Are you getting the most out of your site? Modern SEO takes a lot of different things into account; naturally written content, preferential TLD’s and regular new content. But did you know that most search engines take page performance into account too? Google were the first major search engine to do this with many other big names following suite.

Performing a site audit is easier than you might think and you’ll be surprised at what it may uncover! There are many free tools that can help you test performance in different ways. Let’s take a look at some of them and how they work.

For a good overview we like to start testing with Google’s page speed insights. Page Speed Insights are fantastic for identifying lots of common issues that could be slowing down your website. Simply paste your URL into the tool, run the test and in roughly 30 seconds you’ll have your results. You can also run the same test using Chrome’s built in audit tools. Press ‘f12’ to access the developer console, click audits in the top bar  (or the double chevron ‘>>’ if you don’t see it), then click ‘perform and audit’. Check the performance box and click run ‘audit’.

You will be shown scores between 0 and 100, where higher is better. We would suggest you take action if your score is below 80, but take note that some issues will be harder to solve than others. If you are familiar with, code google provides plenty of information and pointers to help you boost your score. If you are not into your code, things will become a little tricky to fix, but it could be worth looking for help to see if any fixes could help you out.

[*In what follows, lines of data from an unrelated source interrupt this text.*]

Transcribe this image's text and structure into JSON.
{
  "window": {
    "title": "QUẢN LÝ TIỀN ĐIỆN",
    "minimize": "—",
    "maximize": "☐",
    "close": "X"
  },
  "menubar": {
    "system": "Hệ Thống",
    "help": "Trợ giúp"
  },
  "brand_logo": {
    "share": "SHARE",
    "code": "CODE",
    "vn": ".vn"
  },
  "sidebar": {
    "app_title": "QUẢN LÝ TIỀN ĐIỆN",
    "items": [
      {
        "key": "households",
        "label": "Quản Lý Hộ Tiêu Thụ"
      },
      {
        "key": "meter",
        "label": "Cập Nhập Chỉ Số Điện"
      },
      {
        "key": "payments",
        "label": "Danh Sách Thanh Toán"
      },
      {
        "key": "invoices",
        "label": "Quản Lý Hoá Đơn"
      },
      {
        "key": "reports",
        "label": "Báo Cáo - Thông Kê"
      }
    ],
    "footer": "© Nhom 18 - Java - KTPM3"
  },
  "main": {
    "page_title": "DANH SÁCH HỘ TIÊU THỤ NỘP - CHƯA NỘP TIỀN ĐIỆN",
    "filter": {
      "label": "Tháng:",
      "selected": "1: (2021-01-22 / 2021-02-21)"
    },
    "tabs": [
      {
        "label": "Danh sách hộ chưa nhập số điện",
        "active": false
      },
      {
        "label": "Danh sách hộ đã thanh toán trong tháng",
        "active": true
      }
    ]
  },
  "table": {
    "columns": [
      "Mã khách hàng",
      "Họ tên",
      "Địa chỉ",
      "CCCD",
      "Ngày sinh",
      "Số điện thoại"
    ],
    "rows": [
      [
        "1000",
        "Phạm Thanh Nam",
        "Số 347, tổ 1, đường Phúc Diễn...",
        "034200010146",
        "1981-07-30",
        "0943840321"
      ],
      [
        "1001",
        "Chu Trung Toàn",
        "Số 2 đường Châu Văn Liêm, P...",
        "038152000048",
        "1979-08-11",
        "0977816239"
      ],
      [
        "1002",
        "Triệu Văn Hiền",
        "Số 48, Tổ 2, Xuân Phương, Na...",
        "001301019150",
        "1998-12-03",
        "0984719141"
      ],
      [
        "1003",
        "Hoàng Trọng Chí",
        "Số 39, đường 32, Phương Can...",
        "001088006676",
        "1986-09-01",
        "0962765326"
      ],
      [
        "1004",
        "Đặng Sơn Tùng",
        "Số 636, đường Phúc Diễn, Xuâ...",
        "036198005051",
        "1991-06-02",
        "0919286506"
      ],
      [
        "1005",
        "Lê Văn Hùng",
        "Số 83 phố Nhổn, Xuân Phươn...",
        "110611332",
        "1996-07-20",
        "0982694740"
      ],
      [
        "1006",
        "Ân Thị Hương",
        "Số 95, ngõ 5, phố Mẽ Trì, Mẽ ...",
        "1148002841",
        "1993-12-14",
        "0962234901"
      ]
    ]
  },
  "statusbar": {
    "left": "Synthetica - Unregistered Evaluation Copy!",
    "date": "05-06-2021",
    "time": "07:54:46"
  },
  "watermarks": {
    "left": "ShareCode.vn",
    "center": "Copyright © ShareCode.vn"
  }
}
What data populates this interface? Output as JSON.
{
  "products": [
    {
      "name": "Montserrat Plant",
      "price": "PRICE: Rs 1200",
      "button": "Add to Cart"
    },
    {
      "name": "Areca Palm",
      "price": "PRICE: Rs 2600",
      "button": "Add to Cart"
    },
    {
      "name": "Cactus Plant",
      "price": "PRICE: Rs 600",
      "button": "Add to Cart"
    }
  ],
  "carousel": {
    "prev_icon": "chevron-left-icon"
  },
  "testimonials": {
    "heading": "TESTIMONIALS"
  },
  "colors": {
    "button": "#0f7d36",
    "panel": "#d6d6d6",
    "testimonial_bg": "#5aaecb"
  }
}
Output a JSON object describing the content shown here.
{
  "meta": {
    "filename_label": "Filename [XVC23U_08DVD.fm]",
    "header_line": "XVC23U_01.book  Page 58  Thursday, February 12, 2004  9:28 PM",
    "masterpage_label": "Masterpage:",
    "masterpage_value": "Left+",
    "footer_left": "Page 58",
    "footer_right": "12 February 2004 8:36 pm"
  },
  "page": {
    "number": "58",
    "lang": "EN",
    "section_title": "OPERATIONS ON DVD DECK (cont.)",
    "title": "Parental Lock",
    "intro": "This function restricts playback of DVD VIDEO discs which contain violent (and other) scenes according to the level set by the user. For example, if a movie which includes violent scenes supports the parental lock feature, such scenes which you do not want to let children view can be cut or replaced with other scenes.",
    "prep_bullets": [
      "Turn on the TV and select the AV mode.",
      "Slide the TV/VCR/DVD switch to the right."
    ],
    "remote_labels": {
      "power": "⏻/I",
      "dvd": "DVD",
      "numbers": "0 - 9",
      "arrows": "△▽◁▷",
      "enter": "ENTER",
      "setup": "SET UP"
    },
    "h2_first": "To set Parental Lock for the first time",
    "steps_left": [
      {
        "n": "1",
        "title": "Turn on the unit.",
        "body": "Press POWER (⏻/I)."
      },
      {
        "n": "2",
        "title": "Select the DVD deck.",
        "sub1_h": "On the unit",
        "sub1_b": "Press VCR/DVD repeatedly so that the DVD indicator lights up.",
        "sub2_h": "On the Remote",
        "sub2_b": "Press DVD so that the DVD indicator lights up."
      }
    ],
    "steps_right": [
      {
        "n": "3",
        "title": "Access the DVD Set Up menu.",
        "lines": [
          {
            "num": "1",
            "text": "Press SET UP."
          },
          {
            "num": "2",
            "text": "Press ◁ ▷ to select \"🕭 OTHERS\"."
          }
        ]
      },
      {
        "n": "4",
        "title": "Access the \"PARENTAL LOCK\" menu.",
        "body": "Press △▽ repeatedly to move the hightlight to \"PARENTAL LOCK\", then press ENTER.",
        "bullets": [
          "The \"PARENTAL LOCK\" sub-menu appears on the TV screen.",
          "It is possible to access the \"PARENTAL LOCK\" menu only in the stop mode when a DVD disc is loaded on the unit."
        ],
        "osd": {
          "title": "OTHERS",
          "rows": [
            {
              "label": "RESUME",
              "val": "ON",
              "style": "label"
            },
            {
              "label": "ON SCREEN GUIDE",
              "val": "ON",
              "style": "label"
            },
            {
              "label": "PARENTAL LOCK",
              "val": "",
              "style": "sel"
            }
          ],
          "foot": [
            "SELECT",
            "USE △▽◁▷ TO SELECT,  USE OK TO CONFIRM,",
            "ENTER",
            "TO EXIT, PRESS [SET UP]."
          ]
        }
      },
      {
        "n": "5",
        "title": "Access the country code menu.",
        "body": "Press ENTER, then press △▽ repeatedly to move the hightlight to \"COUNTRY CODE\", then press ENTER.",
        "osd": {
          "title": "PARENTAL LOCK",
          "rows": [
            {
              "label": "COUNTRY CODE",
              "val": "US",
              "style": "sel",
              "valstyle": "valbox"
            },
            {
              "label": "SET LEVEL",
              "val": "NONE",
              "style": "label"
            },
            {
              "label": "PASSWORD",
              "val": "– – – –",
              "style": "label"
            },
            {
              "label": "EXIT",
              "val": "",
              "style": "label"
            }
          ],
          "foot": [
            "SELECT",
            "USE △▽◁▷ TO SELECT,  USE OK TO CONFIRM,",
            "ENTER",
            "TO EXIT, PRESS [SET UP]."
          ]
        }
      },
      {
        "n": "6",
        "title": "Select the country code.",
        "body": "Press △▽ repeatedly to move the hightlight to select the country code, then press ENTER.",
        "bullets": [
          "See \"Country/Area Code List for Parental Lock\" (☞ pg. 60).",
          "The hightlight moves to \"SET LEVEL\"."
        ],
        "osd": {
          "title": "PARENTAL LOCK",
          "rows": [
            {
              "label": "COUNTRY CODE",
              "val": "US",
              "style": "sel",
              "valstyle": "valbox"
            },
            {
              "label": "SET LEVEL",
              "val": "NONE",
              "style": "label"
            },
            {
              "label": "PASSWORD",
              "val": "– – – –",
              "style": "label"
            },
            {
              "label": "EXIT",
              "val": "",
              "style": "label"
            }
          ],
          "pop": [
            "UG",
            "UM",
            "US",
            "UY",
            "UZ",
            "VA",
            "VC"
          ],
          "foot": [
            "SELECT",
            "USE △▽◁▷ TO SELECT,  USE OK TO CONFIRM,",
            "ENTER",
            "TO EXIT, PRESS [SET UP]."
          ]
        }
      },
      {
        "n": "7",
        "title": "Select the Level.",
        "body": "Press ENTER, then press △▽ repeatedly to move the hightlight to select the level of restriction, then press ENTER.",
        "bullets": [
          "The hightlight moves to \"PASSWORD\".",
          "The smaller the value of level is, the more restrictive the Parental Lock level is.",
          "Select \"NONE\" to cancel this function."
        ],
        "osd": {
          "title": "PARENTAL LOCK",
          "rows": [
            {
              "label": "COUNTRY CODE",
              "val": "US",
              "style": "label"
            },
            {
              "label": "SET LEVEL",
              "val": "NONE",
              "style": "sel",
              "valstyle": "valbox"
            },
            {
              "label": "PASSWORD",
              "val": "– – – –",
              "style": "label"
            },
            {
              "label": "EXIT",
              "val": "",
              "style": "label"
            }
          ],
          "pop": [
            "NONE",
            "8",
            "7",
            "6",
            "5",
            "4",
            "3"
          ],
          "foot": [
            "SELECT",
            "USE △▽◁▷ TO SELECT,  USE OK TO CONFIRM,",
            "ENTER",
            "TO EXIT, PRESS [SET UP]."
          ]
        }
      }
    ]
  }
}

The second key part to a website audit is to test cross browser compatibility. Many CSS rules are now understood by most major browsers in the same way, however, some still require prefixes and occasionally cause rendering issues.

Compatibility across a variety of browsers and sites is vital to ensure you don’t miss out on visitors that may not have the latest technology. As a basic rule we like to think about two levels of compatibility; complete and functional. Complete describes no compatibility issues in display or functionality, this is likely what at least 90% of your audience should see. Functional describes the site being navigable, usable and all key features being accessible. When deciding which browsers you want to support to each level, you should utilise your analytics to see what devices, browsers and versions people are using, helping you prioritise your site. As a basic rule we focus on Chrome for all devices and screen sizes, safari for iOS and OSX. We always test in Mozilla Firefox and Microsoft Edge. For all these browsers we strive to have compete compatibility. As for our functional testing, we look towards older versions of chrome and internet explorer 11. Together this covers over 98% of users assuming you traffic roughly follows the UK browser demographics.

Once you have found elements that appear to have rendered incorrectly you can check sites like Can I Use, to identify CSS rules causing issues and find potential solutions. Once again if you are not familiar with code you can look for help from a front end developer or agency.

On a final note if you are using an off the shelf WordPress theme, some of these issues can be hard to solve and your results might vary between theme and WordPress updates. If you’re looking for help with auditing your site, some help with SEO or looking for a new high performance site, get in touch and see how we can help.